EXERCISE PROMPT:
Take from the data every line in which the word "JSON" is found.

──────── SUPPLIED MATERIAL ────────

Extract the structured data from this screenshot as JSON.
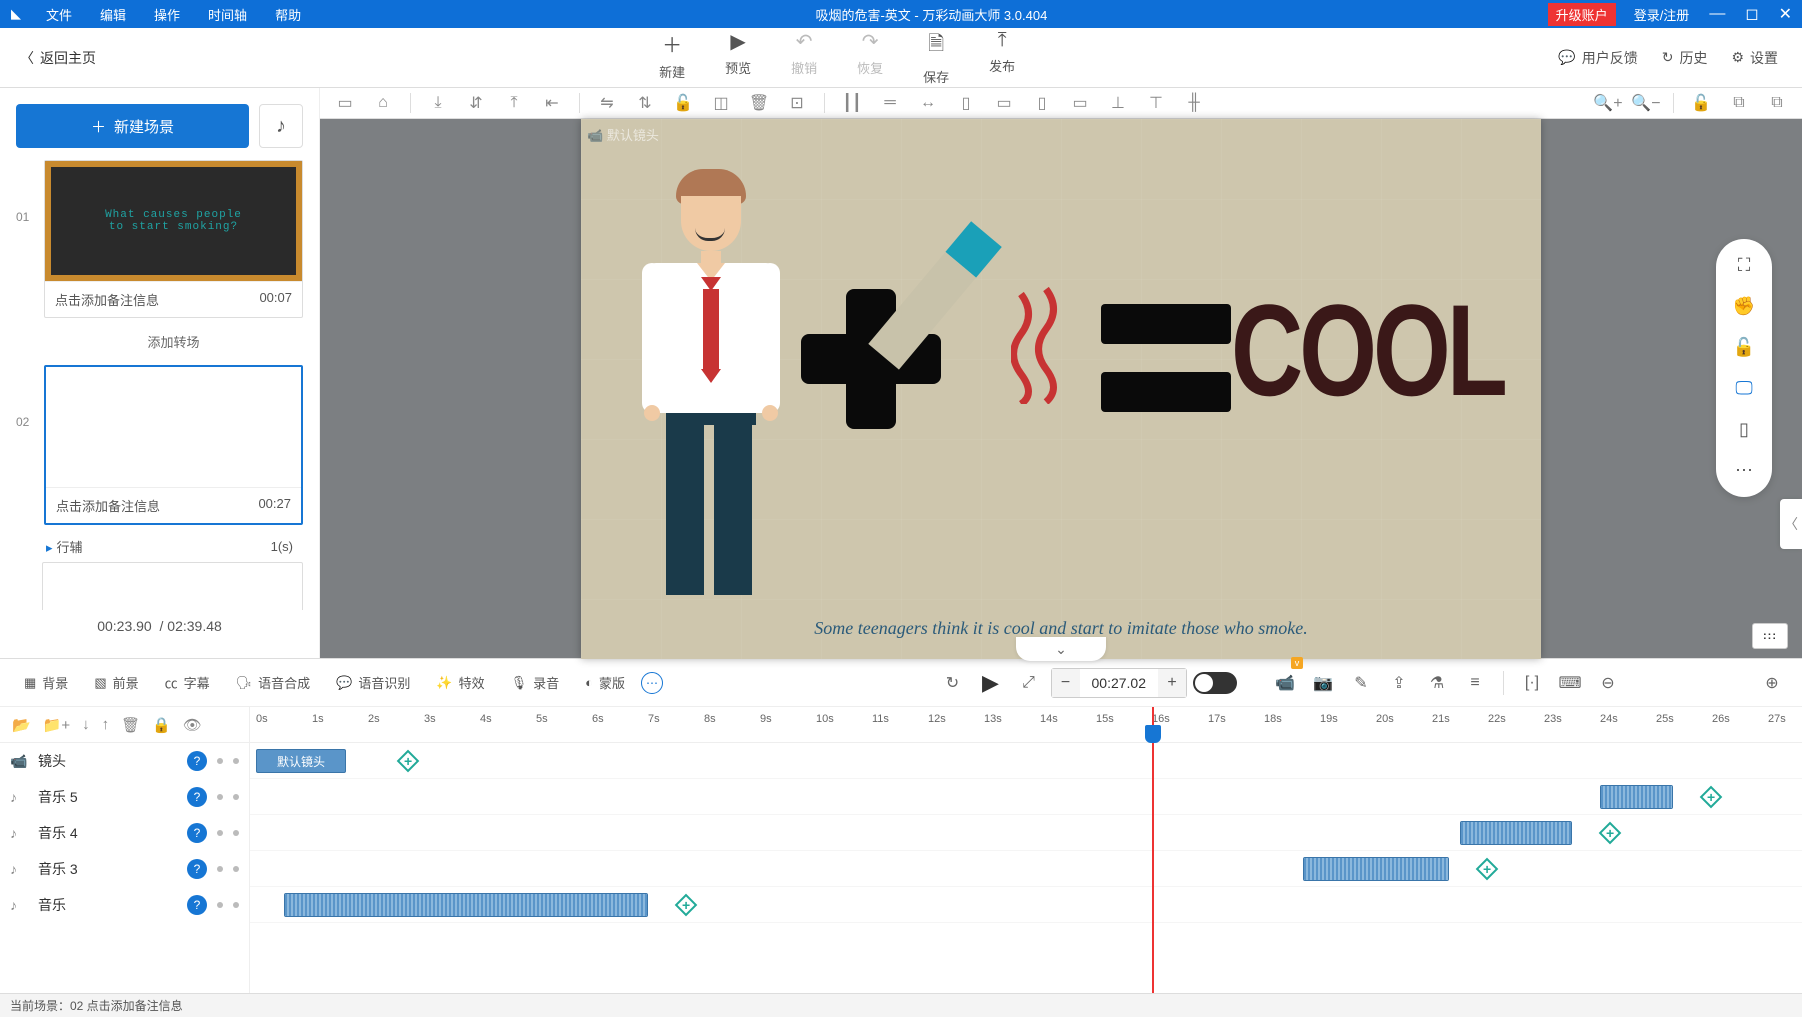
{
  "titlebar": {
    "menus": [
      "文件",
      "编辑",
      "操作",
      "时间轴",
      "帮助"
    ],
    "title": "吸烟的危害-英文 - 万彩动画大师 3.0.404",
    "upgrade": "升级账户",
    "login": "登录/注册"
  },
  "toolbar": {
    "back": "返回主页",
    "buttons": [
      {
        "label": "新建",
        "icon": "＋"
      },
      {
        "label": "预览",
        "icon": "▶"
      },
      {
        "label": "撤销",
        "icon": "↶",
        "disabled": true
      },
      {
        "label": "恢复",
        "icon": "↷",
        "disabled": true
      },
      {
        "label": "保存",
        "icon": "🗎"
      },
      {
        "label": "发布",
        "icon": "⤒"
      }
    ],
    "right": [
      {
        "label": "用户反馈",
        "icon": "💬"
      },
      {
        "label": "历史",
        "icon": "↻"
      },
      {
        "label": "设置",
        "icon": "⚙"
      }
    ]
  },
  "sidebar": {
    "new_scene": "新建场景",
    "scenes": [
      {
        "num": "01",
        "note": "点击添加备注信息",
        "time": "00:07",
        "thumb_text": "What causes people\nto start smoking?"
      },
      {
        "num": "02",
        "note": "点击添加备注信息",
        "time": "00:27",
        "active": true
      }
    ],
    "transition": "添加转场",
    "action": {
      "label": "行辅",
      "val": "1(s)"
    },
    "timecode_cur": "00:23.90",
    "timecode_total": "02:39.48"
  },
  "canvas": {
    "cam_label": "默认镜头",
    "caption": "Some teenagers think it is cool and start to imitate those who smoke.",
    "cool": "COOL"
  },
  "timeline_top": {
    "buttons": [
      {
        "label": "背景",
        "icon": "▦"
      },
      {
        "label": "前景",
        "icon": "▧"
      },
      {
        "label": "字幕",
        "icon": "㏄"
      },
      {
        "label": "语音合成",
        "icon": "🗣"
      },
      {
        "label": "语音识别",
        "icon": "💬"
      },
      {
        "label": "特效",
        "icon": "✨"
      },
      {
        "label": "录音",
        "icon": "🎙"
      },
      {
        "label": "蒙版",
        "icon": "◐"
      }
    ],
    "time": "00:27.02"
  },
  "tracks": [
    {
      "label": "镜头",
      "icon": "📹"
    },
    {
      "label": "音乐 5",
      "icon": "♪"
    },
    {
      "label": "音乐 4",
      "icon": "♪"
    },
    {
      "label": "音乐 3",
      "icon": "♪"
    },
    {
      "label": "音乐",
      "icon": "♪"
    }
  ],
  "default_shot": "默认镜头",
  "playhead_sec": 16,
  "ruler_max": 27,
  "clips": {
    "m5": {
      "start": 24,
      "len": 1.3
    },
    "m4": {
      "start": 21.5,
      "len": 2
    },
    "m3": {
      "start": 18.7,
      "len": 2.6
    },
    "m": {
      "start": 0.5,
      "len": 6.5
    }
  },
  "status": "当前场景：02   点击添加备注信息"
}
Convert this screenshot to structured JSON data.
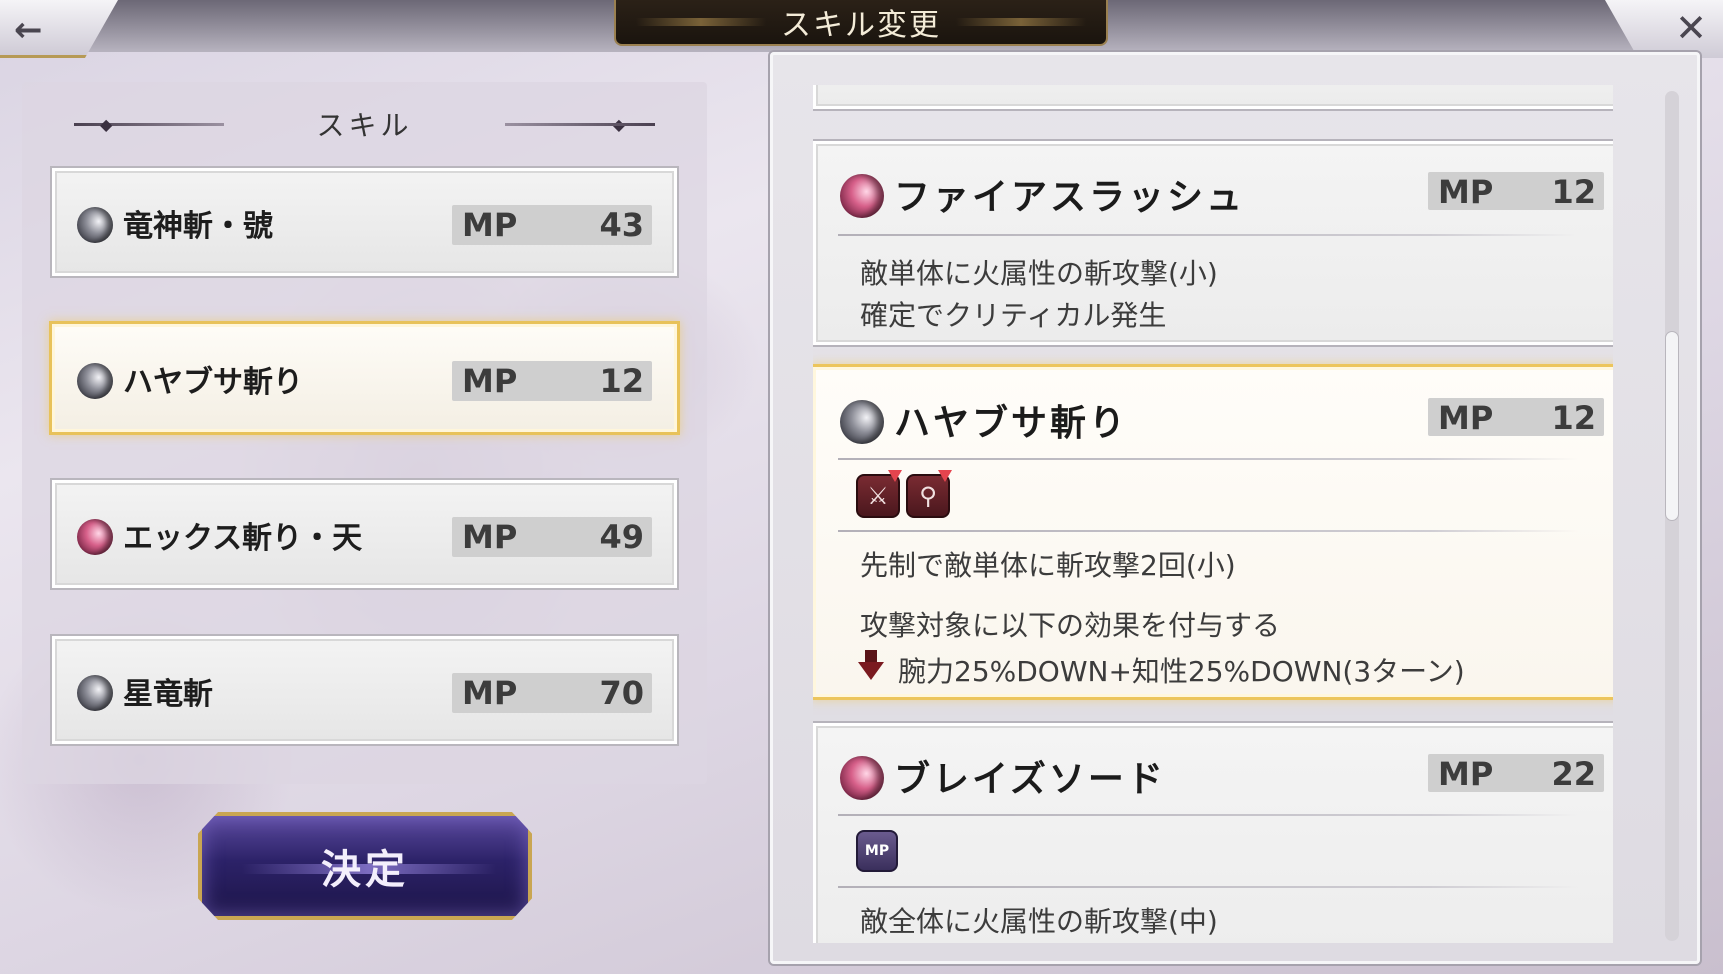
{
  "header": {
    "title": "スキル変更",
    "back_icon": "←",
    "close_icon": "✕"
  },
  "left": {
    "section_title": "スキル",
    "skills": [
      {
        "name": "竜神斬・號",
        "mp_label": "MP",
        "mp": "43",
        "element": "dark"
      },
      {
        "name": "ハヤブサ斬り",
        "mp_label": "MP",
        "mp": "12",
        "element": "dark",
        "selected": true
      },
      {
        "name": "エックス斬り・天",
        "mp_label": "MP",
        "mp": "49",
        "element": "fire"
      },
      {
        "name": "星竜斬",
        "mp_label": "MP",
        "mp": "70",
        "element": "dark"
      }
    ],
    "decide_label": "決定"
  },
  "right": {
    "cards": [
      {
        "name": "ファイアスラッシュ",
        "mp_label": "MP",
        "mp": "12",
        "element": "fire",
        "desc": [
          "敵単体に火属性の斬攻撃(小)",
          "確定でクリティカル発生"
        ]
      },
      {
        "name": "ハヤブサ斬り",
        "mp_label": "MP",
        "mp": "12",
        "element": "dark",
        "selected": true,
        "icons": [
          "sword-debuff-icon",
          "magic-debuff-icon"
        ],
        "desc": [
          "先制で敵単体に斬攻撃2回(小)",
          "攻撃対象に以下の効果を付与する",
          "腕力25%DOWN+知性25%DOWN(3ターン)"
        ]
      },
      {
        "name": "ブレイズソード",
        "mp_label": "MP",
        "mp": "22",
        "element": "fire",
        "icons": [
          "mp-icon"
        ],
        "icon_text": "MP",
        "desc": [
          "敵全体に火属性の斬攻撃(中)"
        ]
      }
    ]
  },
  "colors": {
    "selected_glow": "#ecc55c",
    "fire_orb": "#d7608a",
    "dark_orb": "#3a3b44",
    "decide_bg": "#2c2268"
  }
}
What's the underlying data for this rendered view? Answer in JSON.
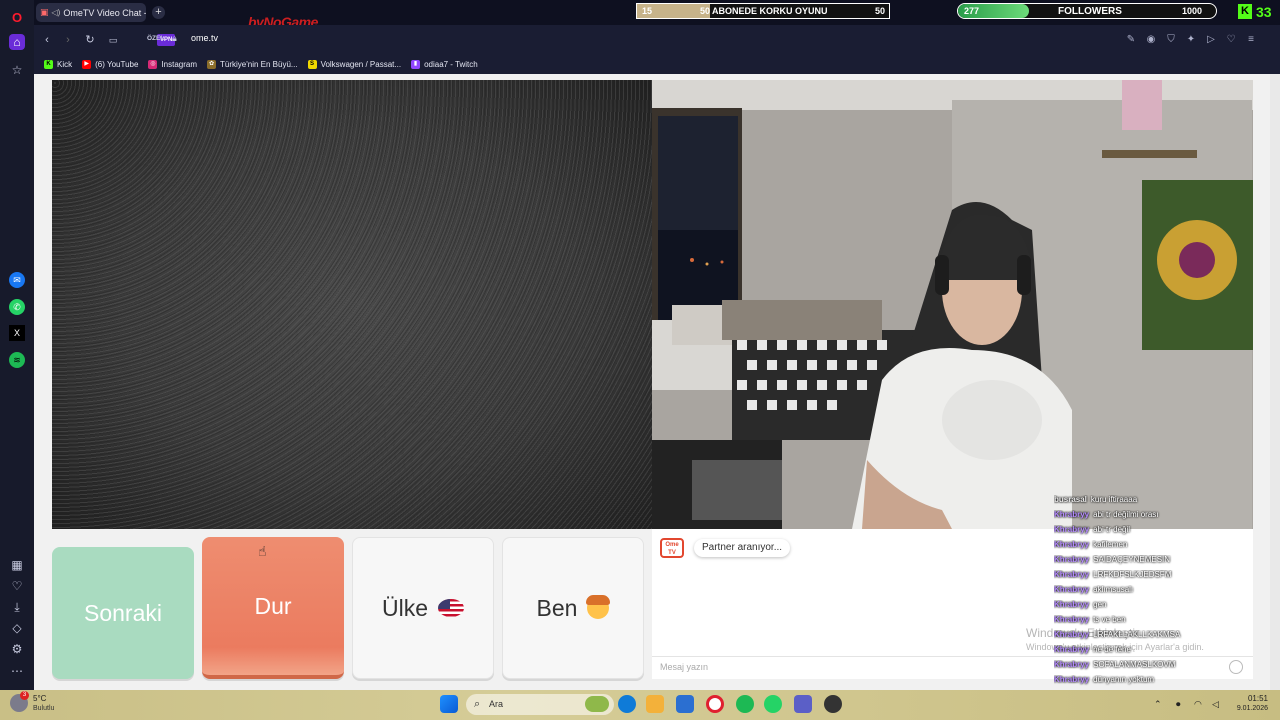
{
  "browser": {
    "tab_title": "OmeTV Video Chat -",
    "new_tab": "+",
    "private_label": "ÖZEL",
    "vpn_label": "VPN",
    "url": "ome.tv"
  },
  "bookmarks": [
    {
      "label": "Kick",
      "icon": "kick-icon",
      "color": "#53fc18"
    },
    {
      "label": "(6) YouTube",
      "icon": "youtube-icon",
      "color": "#ff0000"
    },
    {
      "label": "Instagram",
      "icon": "instagram-icon",
      "color": "#d62976"
    },
    {
      "label": "Türkiye'nin En Büyü...",
      "icon": "site-icon",
      "color": "#8a6d2a"
    },
    {
      "label": "Volkswagen / Passat...",
      "icon": "sahibinden-icon",
      "color": "#f0d800"
    },
    {
      "label": "odiaa7 - Twitch",
      "icon": "twitch-icon",
      "color": "#9146ff"
    }
  ],
  "overlay": {
    "sub_goal": {
      "current": "15",
      "goal_left": "50",
      "title": "ABONEDE KORKU OYUNU",
      "goal": "50",
      "progress": 0.29
    },
    "followers": {
      "current": "277",
      "title": "FOLLOWERS",
      "goal": "1000",
      "progress": 0.277
    },
    "kick_viewers": "33",
    "brand": "byNoGame"
  },
  "ometv": {
    "buttons": {
      "next": "Sonraki",
      "stop": "Dur",
      "country": "Ülke",
      "me": "Ben"
    },
    "status": "Partner aranıyor...",
    "logo": "Ome TV",
    "message_placeholder": "Mesaj yazın"
  },
  "stream_chat": [
    {
      "user": "busrasal",
      "text": "kuru iftiraaaa",
      "color": "#e8e8e8"
    },
    {
      "user": "Khrabryy",
      "text": "abi tr değilmi orası",
      "color": "#b58cff"
    },
    {
      "user": "Khrabryy",
      "text": "abi tr değil",
      "color": "#b58cff"
    },
    {
      "user": "Khrabryy",
      "text": "kafilemen",
      "color": "#b58cff"
    },
    {
      "user": "Khrabryy",
      "text": "SAİDAÇEYNEMESİN",
      "color": "#b58cff"
    },
    {
      "user": "Khrabryy",
      "text": "LRFKDFSLKJEDSFM",
      "color": "#b58cff"
    },
    {
      "user": "Khrabryy",
      "text": "aklımsusalı",
      "color": "#b58cff"
    },
    {
      "user": "Khrabryy",
      "text": "gen",
      "color": "#b58cff"
    },
    {
      "user": "Khrabryy",
      "text": "ts ve ben",
      "color": "#b58cff"
    },
    {
      "user": "Khrabryy",
      "text": "LRFAKLLAKLLKAKMSA",
      "color": "#b58cff"
    },
    {
      "user": "Khrabryy",
      "text": "ne de fene",
      "color": "#b58cff"
    },
    {
      "user": "Khrabryy",
      "text": "SOFALANMASLKOVM",
      "color": "#b58cff"
    },
    {
      "user": "Khrabryy",
      "text": "dünyanın yoktum",
      "color": "#b58cff"
    },
    {
      "user": "Khrabryy",
      "text": "dk",
      "color": "#b58cff"
    },
    {
      "user": "busrasal",
      "text": "yok bu gün kız gidecek",
      "color": "#e8e8e8"
    }
  ],
  "windows": {
    "watermark_title": "Windows'u Etkinleştir",
    "watermark_sub": "Windows'u etkinleştirmek için Ayarlar'a gidin.",
    "weather_temp": "5°C",
    "weather_desc": "Bulutlu",
    "weather_badge": "3",
    "search_placeholder": "Ara",
    "time": "01:51",
    "date": "9.01.2026"
  }
}
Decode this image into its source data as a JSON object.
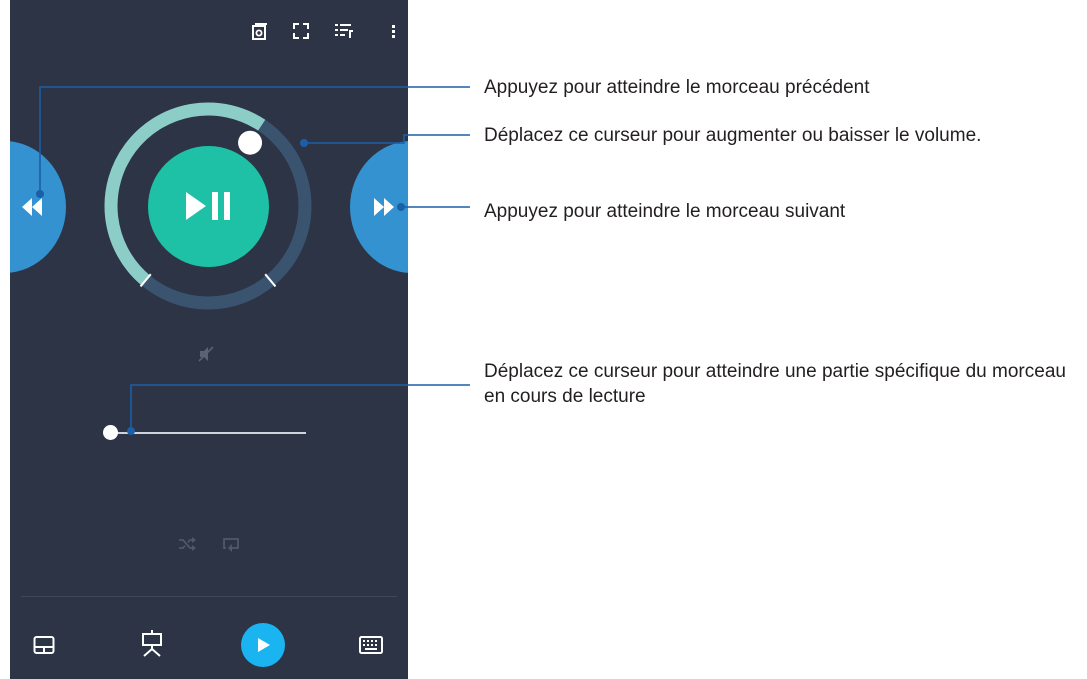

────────

RESULT OF THIS EXERCISE:
Extract the structured data from this screenshot as JSON.
Convert this screenshot to structured JSON data.
What's the underlying data for this rendered view? Answer in JSON.
Decode this image into its source data as a JSON object.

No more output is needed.